Early discussions played with ideas about delivery and how these messages would be found or sent to the reader. They could be delivered over a set number of days, they could be unlocked by being sent a link, or it could be a case of unlocking later acts. However instead we decided the best experience would be to let the viewer decide the pace at which they trace John and Gruffs footsteps, gradually unlocking and absorbing each piece of the story as they go.
An early rough mock up of the map and messages (we quickly found it would never work at this scale as the maps would be huge and destroy your iPad).
This approach also unlocked the answer of how to present these messages. As Gruff followed in the footsteps of John Evans, the viewer would follow the journey in the same fashion tracing the same route, opening 100 messages left for them along the way. Each of the messages would be placed along a map (across 3 countries and two time periods) in a fashion that felt playful and uncomplicated. It’s worth noting there’s a lo-fi, hand made aesthetic across the project that also fed into the way we approached designing the app; from the handmade John Evans puppet Gruff takes on his travels, to the slide show presentation and the vinyl records he uses as a backing band used in his concerts.
The final map in the app with it’s custom made illustrations by Pete Fowler.
To keep this continuity through all the platforms, Pete Fowler, designer of the John Evans puppet, renowned illustrator and long term collaborator of Gruff Rhys, helped to create new assets for the app, from animations to icons, all lovingly hand drawn. The colour palettes also take their lead from the film by being primarily monotone with isolated moments of colour.
Sound is often the most overlooked aspect of design, but it is integral to making the whole experience sing – getting it wrong can destroy all your fine well thought out design decisions. To this end and in keeping with the hand crafted lo-fi design ethos, all the audio sound effects in the app, every button click, swipes sound and ping were recorded by Gruff himself, mostly without using any instruments, just vocal sounds and noises.

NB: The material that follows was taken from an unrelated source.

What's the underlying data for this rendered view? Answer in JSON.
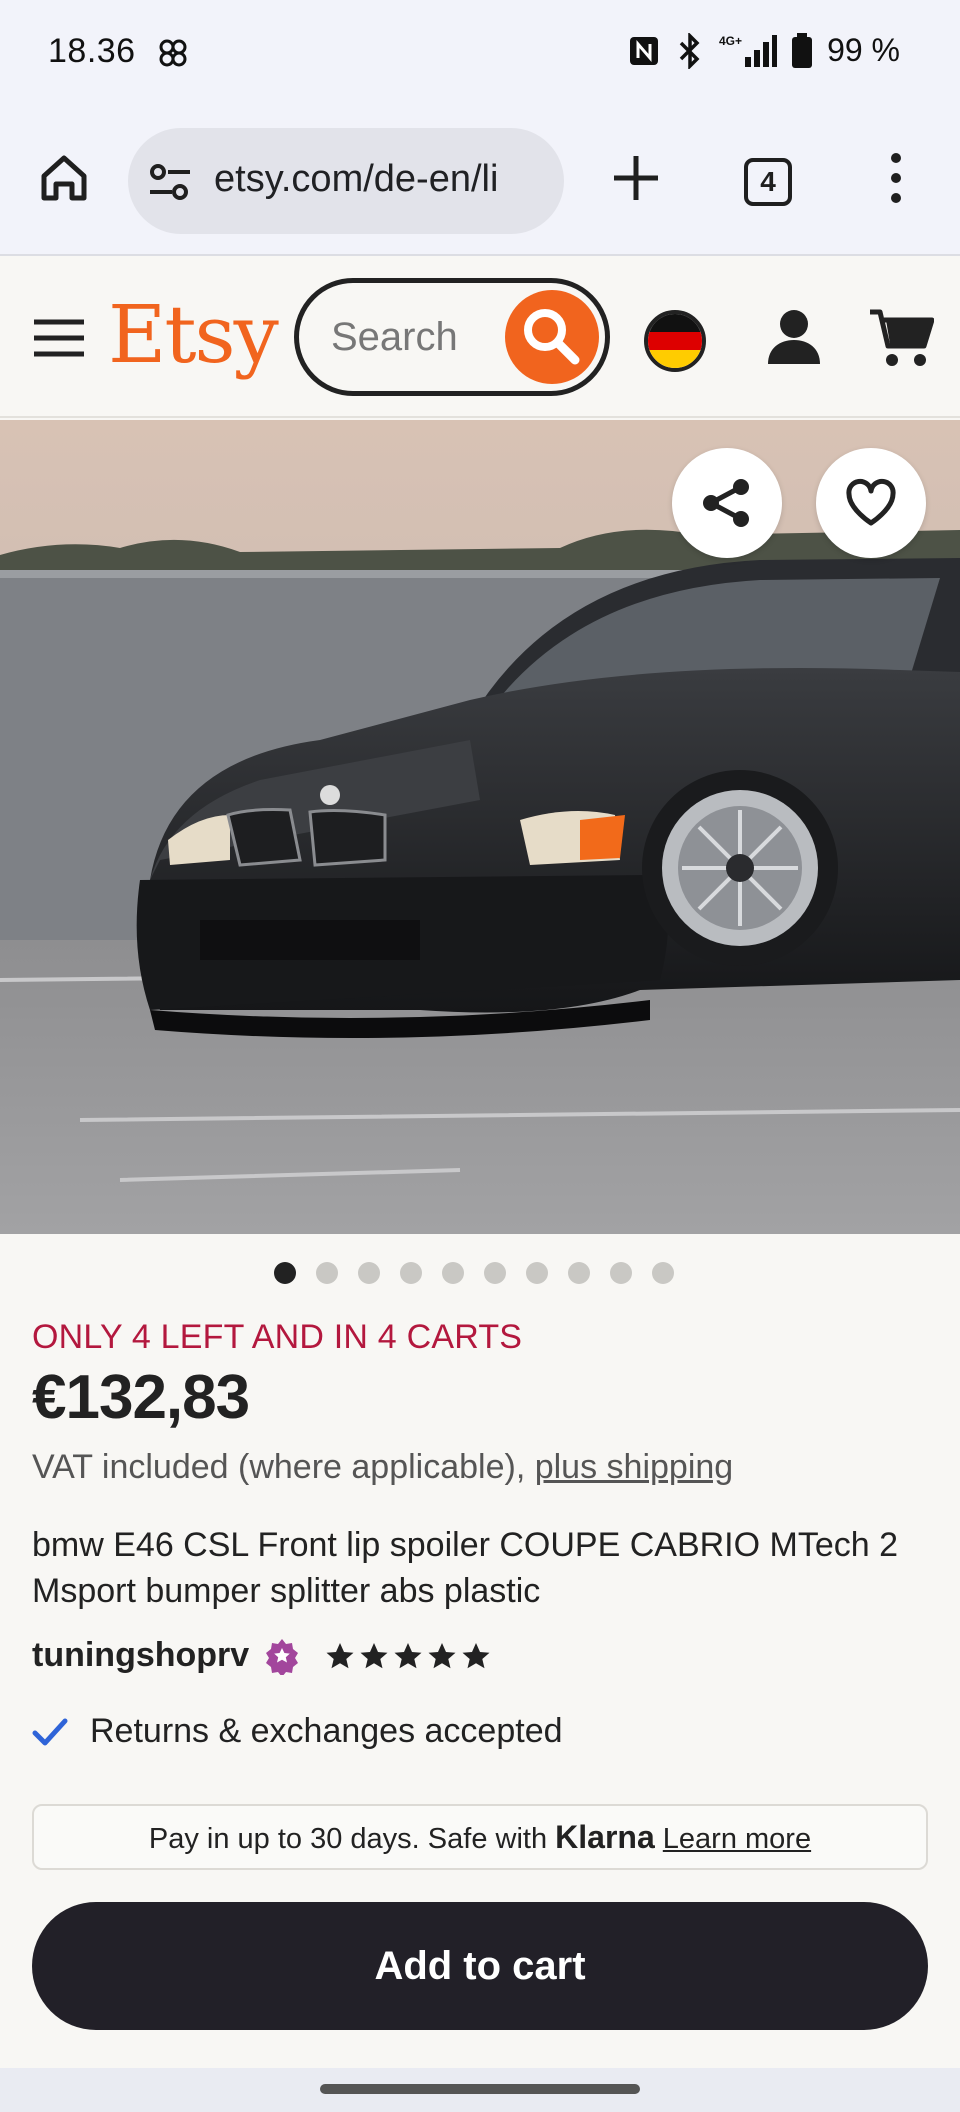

But of course it’s not all about looks. Behind the maps and messages was a highly skilful technical team working in synch with each other (one in Brighton, the other in Bonn) to create a technical pipeline between the content and the different platforms, both of which were being developed simultaneously. To double up on the dual platform development we also doubled up on languages with each piece of text and content being available in both Welsh and English. Working on the different issues of content and mechanical needs a way of working was evolved that meant testing and making changes on multiple platforms in two languages was as smooth as possible.

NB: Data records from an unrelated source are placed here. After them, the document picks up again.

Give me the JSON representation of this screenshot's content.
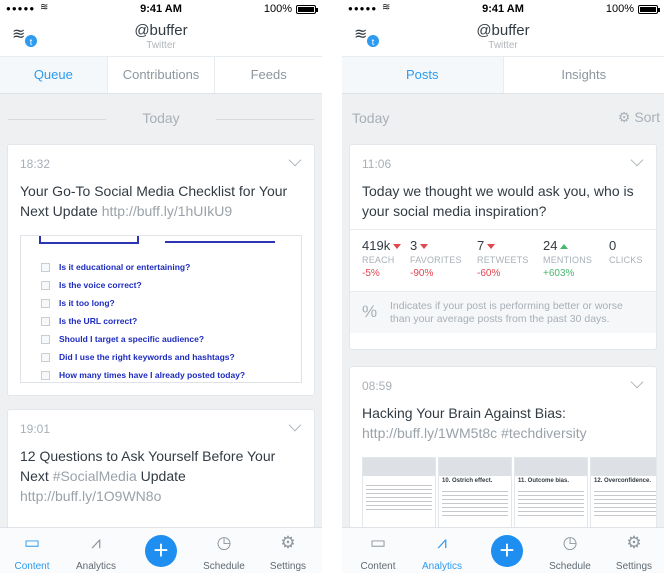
{
  "status": {
    "time": "9:41 AM",
    "battery": "100%",
    "signal": "●●●●●",
    "wifi": "wifi"
  },
  "left": {
    "nav": {
      "title": "@buffer",
      "subtitle": "Twitter"
    },
    "tabs": [
      "Queue",
      "Contributions",
      "Feeds"
    ],
    "day_label": "Today",
    "posts": [
      {
        "time": "18:32",
        "text": "Your Go-To Social Media Checklist for Your Next Update ",
        "link": "http://buff.ly/1hUIkU9",
        "checklist": [
          "Is it educational or entertaining?",
          "Is the voice correct?",
          "Is it too long?",
          "Is the URL correct?",
          "Should I target a specific audience?",
          "Did I use the right keywords and hashtags?",
          "How many times have I already posted today?"
        ]
      },
      {
        "time": "19:01",
        "text_a": "12 Questions to Ask Yourself Before Your Next ",
        "hashtag": "#SocialMedia",
        "text_b": " Update ",
        "link": "http://buff.ly/1O9WN8o"
      }
    ],
    "tabbar": [
      "Content",
      "Analytics",
      "Schedule",
      "Settings"
    ]
  },
  "right": {
    "nav": {
      "title": "@buffer",
      "subtitle": "Twitter"
    },
    "tabs": [
      "Posts",
      "Insights"
    ],
    "day_label": "Today",
    "sort_label": "Sort",
    "posts": [
      {
        "time": "11:06",
        "text": "Today we thought we would ask you, who is your social media inspiration?",
        "stats": [
          {
            "value": "419k",
            "label": "REACH",
            "change": "-5%",
            "trend": "down"
          },
          {
            "value": "3",
            "label": "FAVORITES",
            "change": "-90%",
            "trend": "down"
          },
          {
            "value": "7",
            "label": "RETWEETS",
            "change": "-60%",
            "trend": "down"
          },
          {
            "value": "24",
            "label": "MENTIONS",
            "change": "+603%",
            "trend": "up"
          },
          {
            "value": "0",
            "label": "CLICKS",
            "change": "",
            "trend": "none"
          }
        ],
        "note": "Indicates if your post is performing better or worse than your average posts from the past 30 days."
      },
      {
        "time": "08:59",
        "text": "Hacking Your Brain Against Bias: ",
        "link": "http://buff.ly/1WM5t8c",
        "hashtag": " #techdiversity",
        "thumbs": [
          "",
          "10. Ostrich effect.",
          "11. Outcome bias.",
          "12. Overconfidence."
        ]
      }
    ],
    "tabbar": [
      "Content",
      "Analytics",
      "Schedule",
      "Settings"
    ]
  },
  "colors": {
    "accent": "#2c9bf0",
    "down": "#e0464e",
    "up": "#48b870"
  }
}
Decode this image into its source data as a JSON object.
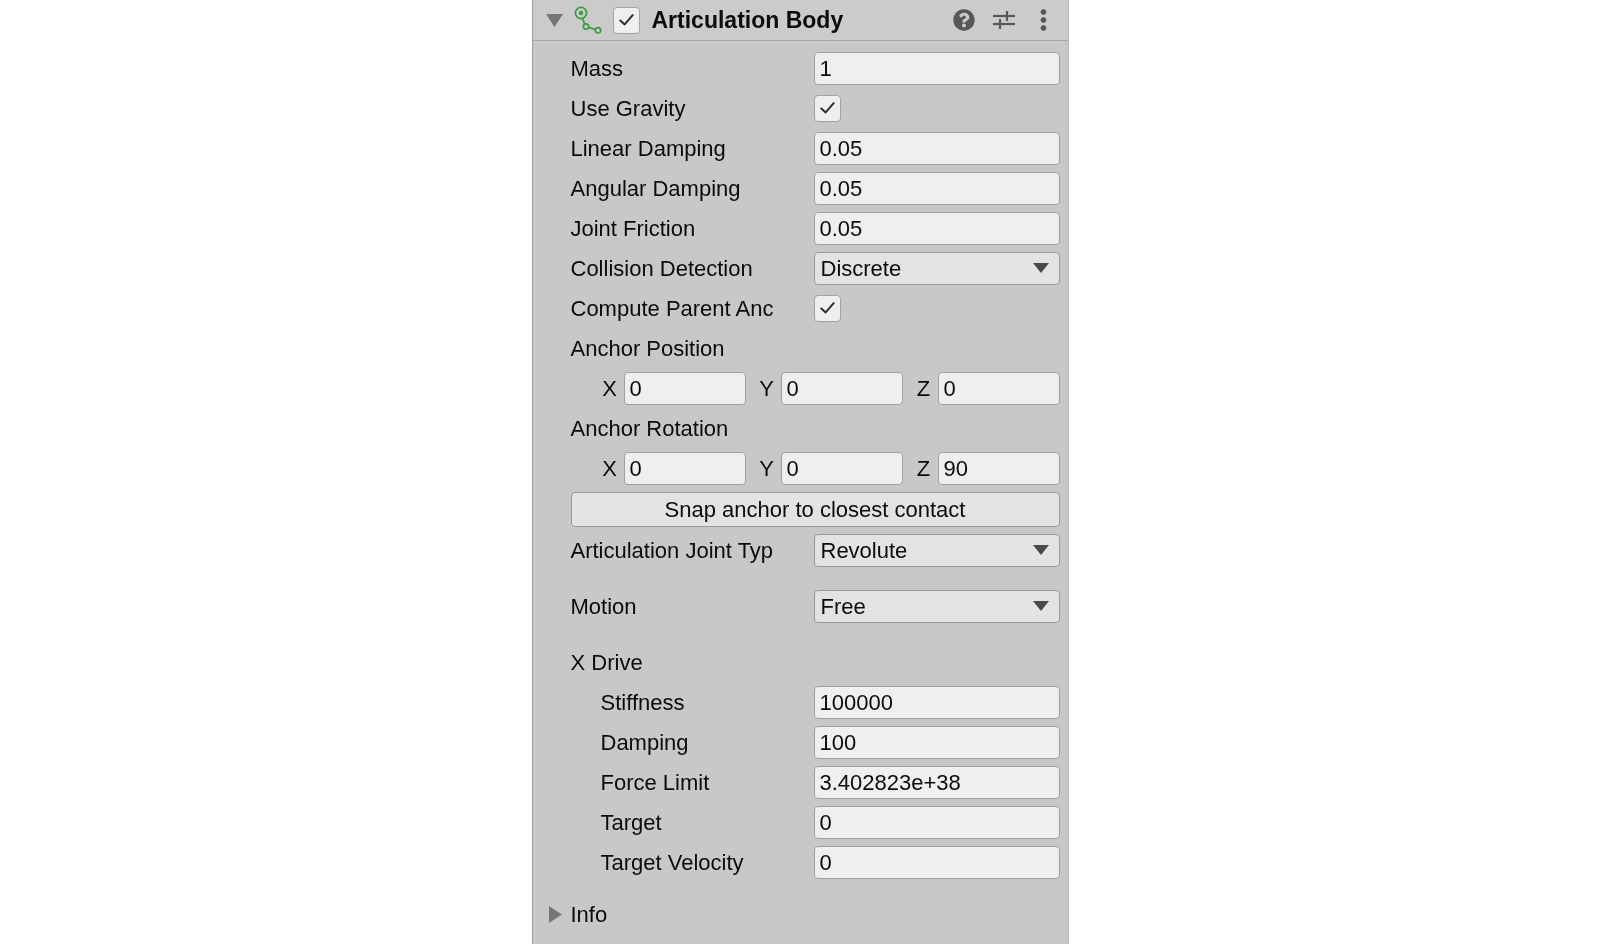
{
  "component": {
    "title": "Articulation Body",
    "expanded": true,
    "enabled": true
  },
  "groups": [
    {
      "properties": [
        {
          "kind": "number",
          "label": "Mass",
          "value": "1"
        },
        {
          "kind": "toggle",
          "label": "Use Gravity",
          "checked": true
        },
        {
          "kind": "number",
          "label": "Linear Damping",
          "value": "0.05"
        },
        {
          "kind": "number",
          "label": "Angular Damping",
          "value": "0.05"
        },
        {
          "kind": "number",
          "label": "Joint Friction",
          "value": "0.05"
        },
        {
          "kind": "dropdown",
          "label": "Collision Detection",
          "value": "Discrete"
        },
        {
          "kind": "toggle",
          "label": "Compute Parent Anc",
          "checked": true
        },
        {
          "kind": "vector",
          "label": "Anchor Position",
          "components": [
            {
              "axis": "X",
              "value": "0"
            },
            {
              "axis": "Y",
              "value": "0"
            },
            {
              "axis": "Z",
              "value": "0"
            }
          ]
        },
        {
          "kind": "vector",
          "label": "Anchor Rotation",
          "components": [
            {
              "axis": "X",
              "value": "0"
            },
            {
              "axis": "Y",
              "value": "0"
            },
            {
              "axis": "Z",
              "value": "90"
            }
          ]
        },
        {
          "kind": "button",
          "label": "Snap anchor to closest contact"
        },
        {
          "kind": "dropdown",
          "label": "Articulation Joint Typ",
          "value": "Revolute"
        }
      ]
    },
    {
      "properties": [
        {
          "kind": "dropdown",
          "label": "Motion",
          "value": "Free"
        }
      ]
    },
    {
      "properties": [
        {
          "kind": "section",
          "label": "X Drive",
          "children": [
            {
              "kind": "number",
              "label": "Stiffness",
              "value": "100000"
            },
            {
              "kind": "number",
              "label": "Damping",
              "value": "100"
            },
            {
              "kind": "number",
              "label": "Force Limit",
              "value": "3.402823e+38"
            },
            {
              "kind": "number",
              "label": "Target",
              "value": "0"
            },
            {
              "kind": "number",
              "label": "Target Velocity",
              "value": "0"
            }
          ]
        }
      ]
    }
  ],
  "info": {
    "label": "Info",
    "expanded": false
  }
}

End of the Road
John Evans’s quest to find his native Welsh spoken in the wilderness of America ended in 1796. Spoilers ahead, so skip this sentence if you wish to find out for yourself…He finds the Mandam Tribe, but no, unfortunately they don’t speak fluent Welsh. Two years later he died of from Malaria in a hotel room in New Orleans, believing he’d failed in his quest.
Evans may not have reached his unattainable goal, but his legacy came from a bi-product of his mission. The detailed maps created on his journey would help the Lewis and Clark expedition of 1804, and later become a factor in defining the borders of the United States.
No image of John Evans exists, nor is there any journal to reveal his thoughts, but these four objects, an album, film, book & app, piece together his story through small fragments left throughout the landscape of Wales and America and tell it in there own unique way.
You can follow Gruff Rhys and John Evans by walking in their steps, starting your journey here.
American Interior: 100 Unread Messages was nominated for a FutureBook Innovation Award and featured in the Guardian’s top 10 apps of 2014.
This post was originally written for Storythings website.